TASK PROMPT
Pull every line of the entries that has the word "Revenue".

DATA UNDER STUDY

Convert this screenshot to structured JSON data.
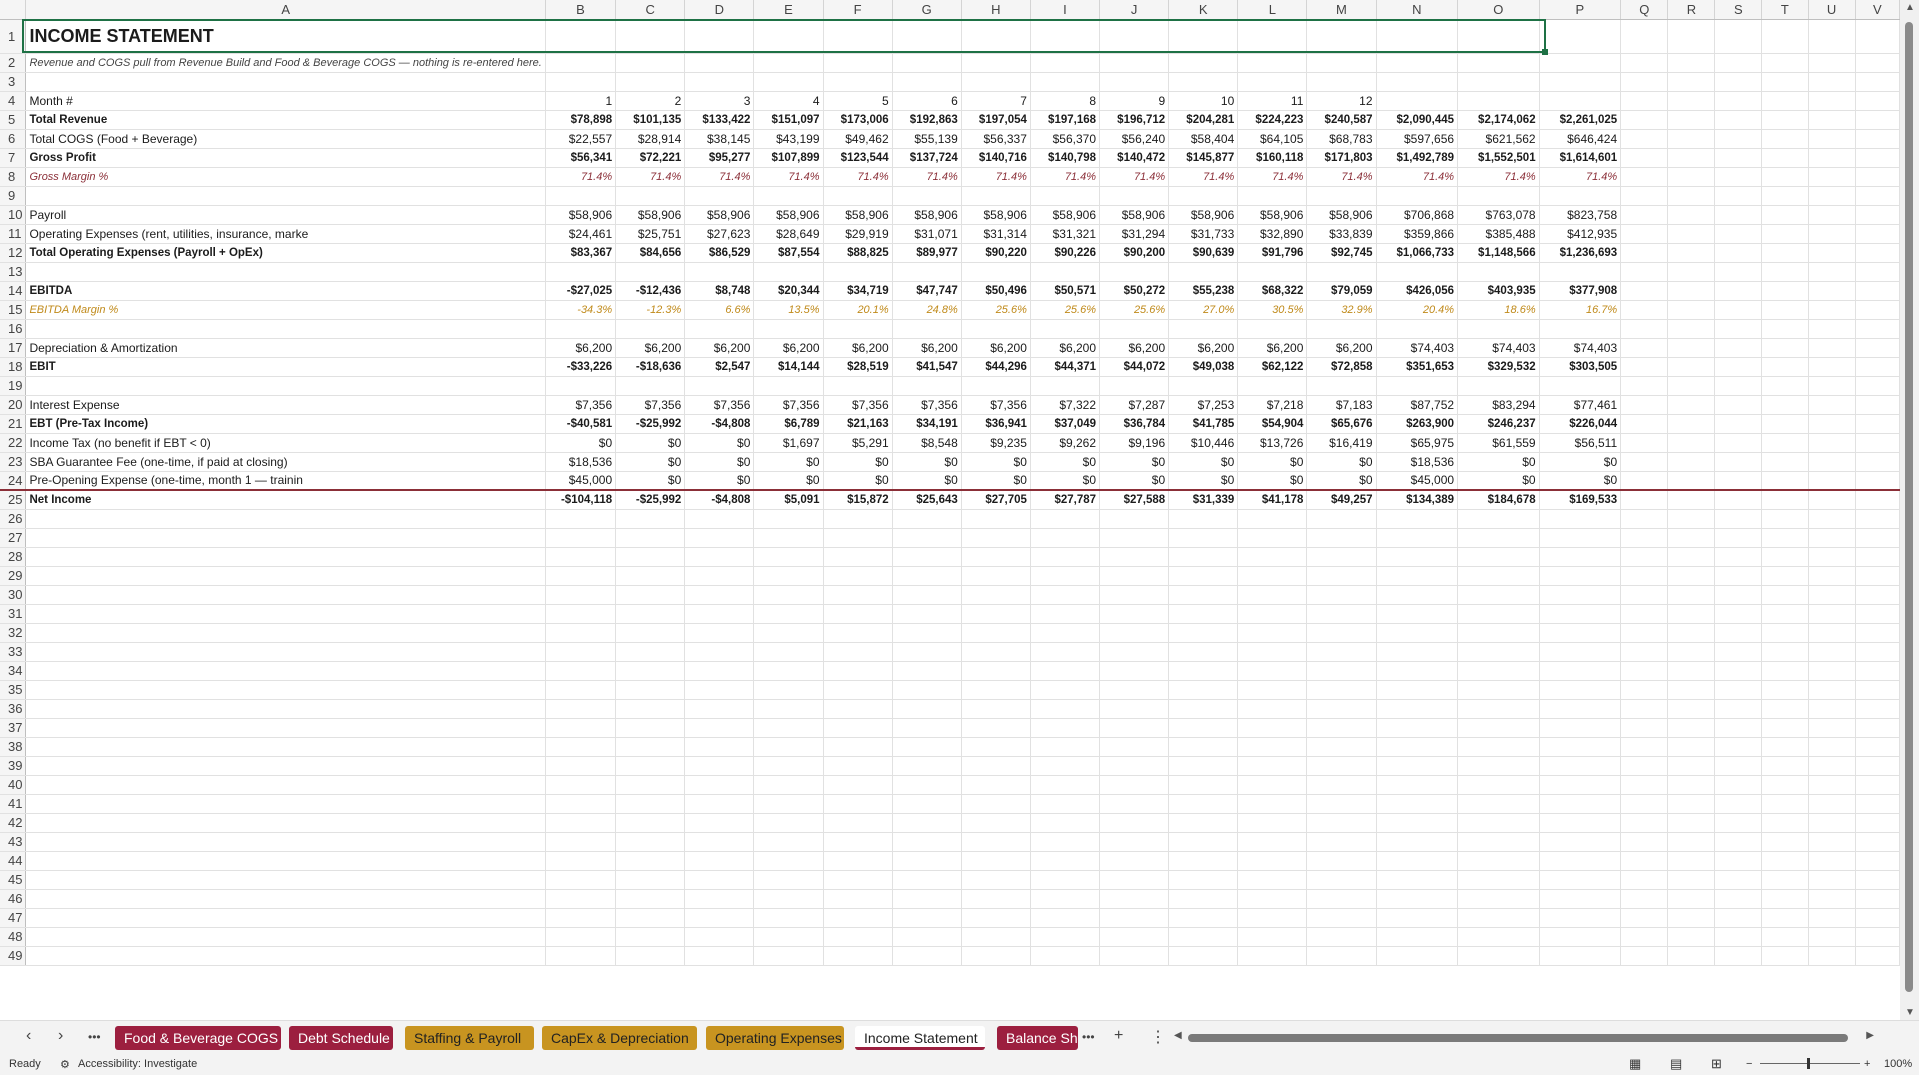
{
  "columns": [
    "A",
    "B",
    "C",
    "D",
    "E",
    "F",
    "G",
    "H",
    "I",
    "J",
    "K",
    "L",
    "M",
    "N",
    "O",
    "P",
    "Q",
    "R",
    "S",
    "T",
    "U",
    "V"
  ],
  "title": "INCOME STATEMENT",
  "subtitle": "Revenue and COGS pull from Revenue Build and Food & Beverage COGS — nothing is re-entered here.",
  "row_numbers": [
    "1",
    "2",
    "3",
    "4",
    "5",
    "6",
    "7",
    "8",
    "9",
    "10",
    "11",
    "12",
    "13",
    "14",
    "15",
    "16",
    "17",
    "18",
    "19",
    "20",
    "21",
    "22",
    "23",
    "24",
    "25",
    "26",
    "27",
    "28",
    "29",
    "30",
    "31",
    "32",
    "33",
    "34",
    "35",
    "36",
    "37",
    "38",
    "39",
    "40",
    "41",
    "42",
    "43",
    "44",
    "45",
    "46",
    "47",
    "48",
    "49"
  ],
  "data_rows": [
    {
      "row": 4,
      "label": "Month #",
      "style": "normal",
      "values": [
        "1",
        "2",
        "3",
        "4",
        "5",
        "6",
        "7",
        "8",
        "9",
        "10",
        "11",
        "12",
        "",
        "",
        ""
      ]
    },
    {
      "row": 5,
      "label": "Total Revenue",
      "style": "bold",
      "values": [
        "$78,898",
        "$101,135",
        "$133,422",
        "$151,097",
        "$173,006",
        "$192,863",
        "$197,054",
        "$197,168",
        "$196,712",
        "$204,281",
        "$224,223",
        "$240,587",
        "$2,090,445",
        "$2,174,062",
        "$2,261,025"
      ]
    },
    {
      "row": 6,
      "label": "Total COGS (Food + Beverage)",
      "style": "normal",
      "values": [
        "$22,557",
        "$28,914",
        "$38,145",
        "$43,199",
        "$49,462",
        "$55,139",
        "$56,337",
        "$56,370",
        "$56,240",
        "$58,404",
        "$64,105",
        "$68,783",
        "$597,656",
        "$621,562",
        "$646,424"
      ]
    },
    {
      "row": 7,
      "label": "Gross Profit",
      "style": "bold",
      "values": [
        "$56,341",
        "$72,221",
        "$95,277",
        "$107,899",
        "$123,544",
        "$137,724",
        "$140,716",
        "$140,798",
        "$140,472",
        "$145,877",
        "$160,118",
        "$171,803",
        "$1,492,789",
        "$1,552,501",
        "$1,614,601"
      ]
    },
    {
      "row": 8,
      "label": "Gross Margin %",
      "style": "gm",
      "values": [
        "71.4%",
        "71.4%",
        "71.4%",
        "71.4%",
        "71.4%",
        "71.4%",
        "71.4%",
        "71.4%",
        "71.4%",
        "71.4%",
        "71.4%",
        "71.4%",
        "71.4%",
        "71.4%",
        "71.4%"
      ]
    },
    {
      "row": 10,
      "label": "Payroll",
      "style": "normal",
      "values": [
        "$58,906",
        "$58,906",
        "$58,906",
        "$58,906",
        "$58,906",
        "$58,906",
        "$58,906",
        "$58,906",
        "$58,906",
        "$58,906",
        "$58,906",
        "$58,906",
        "$706,868",
        "$763,078",
        "$823,758"
      ]
    },
    {
      "row": 11,
      "label": "Operating Expenses (rent, utilities, insurance, marke",
      "style": "normal",
      "values": [
        "$24,461",
        "$25,751",
        "$27,623",
        "$28,649",
        "$29,919",
        "$31,071",
        "$31,314",
        "$31,321",
        "$31,294",
        "$31,733",
        "$32,890",
        "$33,839",
        "$359,866",
        "$385,488",
        "$412,935"
      ]
    },
    {
      "row": 12,
      "label": "Total Operating Expenses (Payroll + OpEx)",
      "style": "bold",
      "values": [
        "$83,367",
        "$84,656",
        "$86,529",
        "$87,554",
        "$88,825",
        "$89,977",
        "$90,220",
        "$90,226",
        "$90,200",
        "$90,639",
        "$91,796",
        "$92,745",
        "$1,066,733",
        "$1,148,566",
        "$1,236,693"
      ]
    },
    {
      "row": 14,
      "label": "EBITDA",
      "style": "bold",
      "values": [
        "-$27,025",
        "-$12,436",
        "$8,748",
        "$20,344",
        "$34,719",
        "$47,747",
        "$50,496",
        "$50,571",
        "$50,272",
        "$55,238",
        "$68,322",
        "$79,059",
        "$426,056",
        "$403,935",
        "$377,908"
      ]
    },
    {
      "row": 15,
      "label": "EBITDA Margin %",
      "style": "em",
      "values": [
        "-34.3%",
        "-12.3%",
        "6.6%",
        "13.5%",
        "20.1%",
        "24.8%",
        "25.6%",
        "25.6%",
        "25.6%",
        "27.0%",
        "30.5%",
        "32.9%",
        "20.4%",
        "18.6%",
        "16.7%"
      ]
    },
    {
      "row": 17,
      "label": "Depreciation & Amortization",
      "style": "normal",
      "values": [
        "$6,200",
        "$6,200",
        "$6,200",
        "$6,200",
        "$6,200",
        "$6,200",
        "$6,200",
        "$6,200",
        "$6,200",
        "$6,200",
        "$6,200",
        "$6,200",
        "$74,403",
        "$74,403",
        "$74,403"
      ]
    },
    {
      "row": 18,
      "label": "EBIT",
      "style": "bold",
      "values": [
        "-$33,226",
        "-$18,636",
        "$2,547",
        "$14,144",
        "$28,519",
        "$41,547",
        "$44,296",
        "$44,371",
        "$44,072",
        "$49,038",
        "$62,122",
        "$72,858",
        "$351,653",
        "$329,532",
        "$303,505"
      ]
    },
    {
      "row": 20,
      "label": "Interest Expense",
      "style": "normal",
      "values": [
        "$7,356",
        "$7,356",
        "$7,356",
        "$7,356",
        "$7,356",
        "$7,356",
        "$7,356",
        "$7,322",
        "$7,287",
        "$7,253",
        "$7,218",
        "$7,183",
        "$87,752",
        "$83,294",
        "$77,461"
      ]
    },
    {
      "row": 21,
      "label": "EBT (Pre-Tax Income)",
      "style": "bold",
      "values": [
        "-$40,581",
        "-$25,992",
        "-$4,808",
        "$6,789",
        "$21,163",
        "$34,191",
        "$36,941",
        "$37,049",
        "$36,784",
        "$41,785",
        "$54,904",
        "$65,676",
        "$263,900",
        "$246,237",
        "$226,044"
      ]
    },
    {
      "row": 22,
      "label": "Income Tax (no benefit if EBT < 0)",
      "style": "normal",
      "values": [
        "$0",
        "$0",
        "$0",
        "$1,697",
        "$5,291",
        "$8,548",
        "$9,235",
        "$9,262",
        "$9,196",
        "$10,446",
        "$13,726",
        "$16,419",
        "$65,975",
        "$61,559",
        "$56,511"
      ]
    },
    {
      "row": 23,
      "label": "SBA Guarantee Fee (one-time, if paid at closing)",
      "style": "normal",
      "values": [
        "$18,536",
        "$0",
        "$0",
        "$0",
        "$0",
        "$0",
        "$0",
        "$0",
        "$0",
        "$0",
        "$0",
        "$0",
        "$18,536",
        "$0",
        "$0"
      ]
    },
    {
      "row": 24,
      "label": "Pre-Opening Expense (one-time, month 1 — trainin",
      "style": "normal",
      "values": [
        "$45,000",
        "$0",
        "$0",
        "$0",
        "$0",
        "$0",
        "$0",
        "$0",
        "$0",
        "$0",
        "$0",
        "$0",
        "$45,000",
        "$0",
        "$0"
      ]
    },
    {
      "row": 25,
      "label": "Net Income",
      "style": "bold",
      "values": [
        "-$104,118",
        "-$25,992",
        "-$4,808",
        "$5,091",
        "$15,872",
        "$25,643",
        "$27,705",
        "$27,787",
        "$27,588",
        "$31,339",
        "$41,178",
        "$49,257",
        "$134,389",
        "$184,678",
        "$169,533"
      ]
    }
  ],
  "tabs": [
    {
      "label": "Food & Beverage COGS",
      "color": "crimson"
    },
    {
      "label": "Debt Schedule",
      "color": "crimson"
    },
    {
      "label": "Staffing & Payroll",
      "color": "gold"
    },
    {
      "label": "CapEx & Depreciation",
      "color": "gold"
    },
    {
      "label": "Operating Expenses",
      "color": "gold"
    },
    {
      "label": "Income Statement",
      "color": "active"
    },
    {
      "label": "Balance Sh",
      "color": "crimson"
    }
  ],
  "tab_more": "•••",
  "tab_add": "+",
  "tab_menu": "⋮",
  "status": {
    "ready": "Ready",
    "accessibility": "Accessibility: Investigate",
    "zoom": "100%"
  },
  "colors": {
    "crimson": "#9c1f3f",
    "gold": "#c89420",
    "selection": "#1e7145",
    "margin_text": "#8b2f38",
    "ebitda_text": "#c08a1a"
  }
}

SOLUTION TO THIS PROBLEM
  "subtitle": "Revenue and COGS pull from Revenue Build and Food & Beverage COGS — nothing is re-entered here.",
      "label": "Total Revenue",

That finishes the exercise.